Avoidant restrictive food intake disorder (ARFID)
What is ARFID?
Although it is seen in adulthood, avoidant restrictive food intake disorder (ARFID) usually begins in childhood and is therefore most common in children and younger adolescents. It is characterised by avoiding or restricting foods or food groups for specific reasons that can include an overall lack of interest in eating, a dislike for the sensory effect of the food (texture, taste, smell etc) or because of a previous negative experience such as choking.
Those with ARFID are more likely to have another illness or condition such as autism or attention deficit hyperactivity disorder (ADHD), and the presence of these increase the likelihood of developing ARFID.
Although those suffering with ARFID may exhibit similar behaviours to anorexia in engaging in restriction, ARFID is not characterised by concerns about body weight or image, or fears of gaining weight.
Many children go through a phase of picky eating, but in those with ARFID this becomes an ongoing and severe issue that negatively impacts their development, growth, and bodily functions due to a lack of nutrient absorption. Due to the possibility of electrolyte imbalances, the impact on metabolism, nutrient intake, and digestion, it is important to seek help from a GP.
Signs and symptoms of ARFID
Signs of ARFID include:
- Will only eat specific and often very limited foods or textures, unconnected to weight loss/restriction. Range of foods eaten may decrease over time.
- Appears to lack interest in eating and food on a persistent basis
- Apparent lack of appetite on persistent basis
- Fears choking or vomiting
- Presence of food allergies
- Does not fear gaining weight or not preoccupied with body image concerns
Symptoms of ARFID include:
- Significant weight loss
- Significant nutritional deficiency
- In children, failure to thrive (develop in line with normal expectations for age)
- Gastrointestinal issues such as constipation, acid reflux, stomach cramps
- Anxiety, especially generalised anxiety disorder
- Dizziness and/or fainting
- Loss of periods or failure to begin post puberty
- Impaired immune function
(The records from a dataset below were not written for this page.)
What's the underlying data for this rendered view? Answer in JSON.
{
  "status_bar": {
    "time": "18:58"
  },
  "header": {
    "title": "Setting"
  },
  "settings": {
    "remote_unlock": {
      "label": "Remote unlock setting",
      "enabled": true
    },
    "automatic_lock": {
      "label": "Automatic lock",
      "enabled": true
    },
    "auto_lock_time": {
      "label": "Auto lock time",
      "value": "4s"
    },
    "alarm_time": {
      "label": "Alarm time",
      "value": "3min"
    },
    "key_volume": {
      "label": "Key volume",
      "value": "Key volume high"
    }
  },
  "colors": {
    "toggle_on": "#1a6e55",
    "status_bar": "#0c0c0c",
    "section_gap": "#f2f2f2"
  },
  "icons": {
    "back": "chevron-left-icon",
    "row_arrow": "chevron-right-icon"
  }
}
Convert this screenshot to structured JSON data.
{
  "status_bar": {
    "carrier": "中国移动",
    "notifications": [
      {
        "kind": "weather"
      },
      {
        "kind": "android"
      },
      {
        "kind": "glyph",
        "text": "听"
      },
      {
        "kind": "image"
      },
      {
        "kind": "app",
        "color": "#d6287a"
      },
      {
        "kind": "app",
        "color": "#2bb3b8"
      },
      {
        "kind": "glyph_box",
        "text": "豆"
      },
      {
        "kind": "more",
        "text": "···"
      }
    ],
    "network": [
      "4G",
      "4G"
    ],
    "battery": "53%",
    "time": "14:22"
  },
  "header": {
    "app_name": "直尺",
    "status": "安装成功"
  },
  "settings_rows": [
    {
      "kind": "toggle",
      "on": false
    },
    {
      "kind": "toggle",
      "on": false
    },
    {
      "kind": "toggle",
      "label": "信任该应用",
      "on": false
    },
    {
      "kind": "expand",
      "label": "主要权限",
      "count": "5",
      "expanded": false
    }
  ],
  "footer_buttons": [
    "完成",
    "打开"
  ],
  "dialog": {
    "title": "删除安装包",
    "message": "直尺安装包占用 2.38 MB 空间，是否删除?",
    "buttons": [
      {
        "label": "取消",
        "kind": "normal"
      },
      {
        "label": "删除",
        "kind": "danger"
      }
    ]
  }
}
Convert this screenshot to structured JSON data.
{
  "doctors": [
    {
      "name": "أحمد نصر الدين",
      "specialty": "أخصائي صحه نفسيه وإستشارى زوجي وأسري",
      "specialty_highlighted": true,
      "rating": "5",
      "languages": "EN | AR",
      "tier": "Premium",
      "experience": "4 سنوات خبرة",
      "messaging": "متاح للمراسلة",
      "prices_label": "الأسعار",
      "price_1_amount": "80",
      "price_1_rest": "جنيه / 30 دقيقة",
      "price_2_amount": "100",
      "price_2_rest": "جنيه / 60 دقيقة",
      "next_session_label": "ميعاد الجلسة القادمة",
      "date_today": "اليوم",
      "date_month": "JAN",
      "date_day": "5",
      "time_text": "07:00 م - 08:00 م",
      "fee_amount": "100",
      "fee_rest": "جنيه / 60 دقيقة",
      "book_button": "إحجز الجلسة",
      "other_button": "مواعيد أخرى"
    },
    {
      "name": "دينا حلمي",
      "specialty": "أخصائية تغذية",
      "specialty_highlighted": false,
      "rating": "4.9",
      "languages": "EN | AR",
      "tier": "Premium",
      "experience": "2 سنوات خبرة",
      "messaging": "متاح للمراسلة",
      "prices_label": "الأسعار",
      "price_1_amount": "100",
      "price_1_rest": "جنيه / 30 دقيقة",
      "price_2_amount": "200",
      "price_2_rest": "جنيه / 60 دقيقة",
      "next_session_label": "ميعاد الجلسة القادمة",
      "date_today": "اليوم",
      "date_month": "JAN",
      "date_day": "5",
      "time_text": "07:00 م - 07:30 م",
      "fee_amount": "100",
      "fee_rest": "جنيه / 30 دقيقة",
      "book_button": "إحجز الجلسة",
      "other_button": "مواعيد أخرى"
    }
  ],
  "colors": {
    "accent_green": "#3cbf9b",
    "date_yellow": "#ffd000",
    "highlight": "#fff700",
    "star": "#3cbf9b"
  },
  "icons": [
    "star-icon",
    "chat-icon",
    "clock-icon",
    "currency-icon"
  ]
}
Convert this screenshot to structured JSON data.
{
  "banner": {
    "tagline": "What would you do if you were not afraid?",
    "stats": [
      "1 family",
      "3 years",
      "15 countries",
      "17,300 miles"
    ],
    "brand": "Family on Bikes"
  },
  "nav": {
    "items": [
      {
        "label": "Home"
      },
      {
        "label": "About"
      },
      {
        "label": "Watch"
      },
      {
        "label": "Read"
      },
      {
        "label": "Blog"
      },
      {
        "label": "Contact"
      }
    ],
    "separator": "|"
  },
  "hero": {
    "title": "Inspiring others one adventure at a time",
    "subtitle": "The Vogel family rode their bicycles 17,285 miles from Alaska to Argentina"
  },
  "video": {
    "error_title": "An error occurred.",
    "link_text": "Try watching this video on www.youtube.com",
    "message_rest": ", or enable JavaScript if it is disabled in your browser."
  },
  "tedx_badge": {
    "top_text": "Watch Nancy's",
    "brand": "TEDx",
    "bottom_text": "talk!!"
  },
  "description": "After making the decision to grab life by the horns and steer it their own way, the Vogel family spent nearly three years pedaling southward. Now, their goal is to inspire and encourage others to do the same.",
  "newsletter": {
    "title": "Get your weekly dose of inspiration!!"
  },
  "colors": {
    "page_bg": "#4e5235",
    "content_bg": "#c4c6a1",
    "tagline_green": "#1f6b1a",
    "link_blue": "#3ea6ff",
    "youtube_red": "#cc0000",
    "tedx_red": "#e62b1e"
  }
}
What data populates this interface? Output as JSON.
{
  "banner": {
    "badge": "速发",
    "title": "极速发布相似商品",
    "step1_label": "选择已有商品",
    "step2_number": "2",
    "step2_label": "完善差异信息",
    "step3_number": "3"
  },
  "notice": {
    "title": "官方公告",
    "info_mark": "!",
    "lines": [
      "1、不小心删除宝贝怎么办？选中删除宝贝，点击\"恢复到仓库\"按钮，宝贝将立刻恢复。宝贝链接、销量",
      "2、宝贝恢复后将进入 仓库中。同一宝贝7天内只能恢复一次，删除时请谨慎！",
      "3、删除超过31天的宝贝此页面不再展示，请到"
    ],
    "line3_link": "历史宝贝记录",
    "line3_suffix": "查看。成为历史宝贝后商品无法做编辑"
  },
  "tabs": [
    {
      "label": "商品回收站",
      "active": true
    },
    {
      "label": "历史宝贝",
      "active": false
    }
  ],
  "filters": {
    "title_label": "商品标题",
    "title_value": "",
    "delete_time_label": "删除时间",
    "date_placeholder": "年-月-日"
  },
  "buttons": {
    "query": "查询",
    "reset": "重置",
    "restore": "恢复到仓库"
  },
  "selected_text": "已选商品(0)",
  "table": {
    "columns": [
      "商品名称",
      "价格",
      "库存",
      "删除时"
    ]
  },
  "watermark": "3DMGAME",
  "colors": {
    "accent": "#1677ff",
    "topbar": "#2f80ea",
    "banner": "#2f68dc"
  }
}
- Problems sleeping and severe lack of energy in the day
Treatment for ARFID
Currently, there are no ARFID-specific treatment programmes, although there are research studies looking into the most effective ways to manage and treat the condition. A study into a form of CBT, called CBT-AR, which is thought to be suitable for those 10 years +, including adults, is currently underway.
In the meantime, please do seek professional help and support if you or a child you care for is experiencing the symptoms of ARFID. It is important to seek help as soon as possible and a mix of psychological and practical treatment options are usually offered. These may include cognitive behavioural therapy and, where required, hospital re-feeding treatment. Family-based therapy may also be used.
If you are concerned that you, or someone you care for, may have ARFID, we are here to help. Please book a 1:1 support call or take a look at our peer support groups. Our team of staff and volunteers have lived experience of eating disorders. They can listen to your worries and provide practical guidance to help you take positive steps towards getting help and recovery.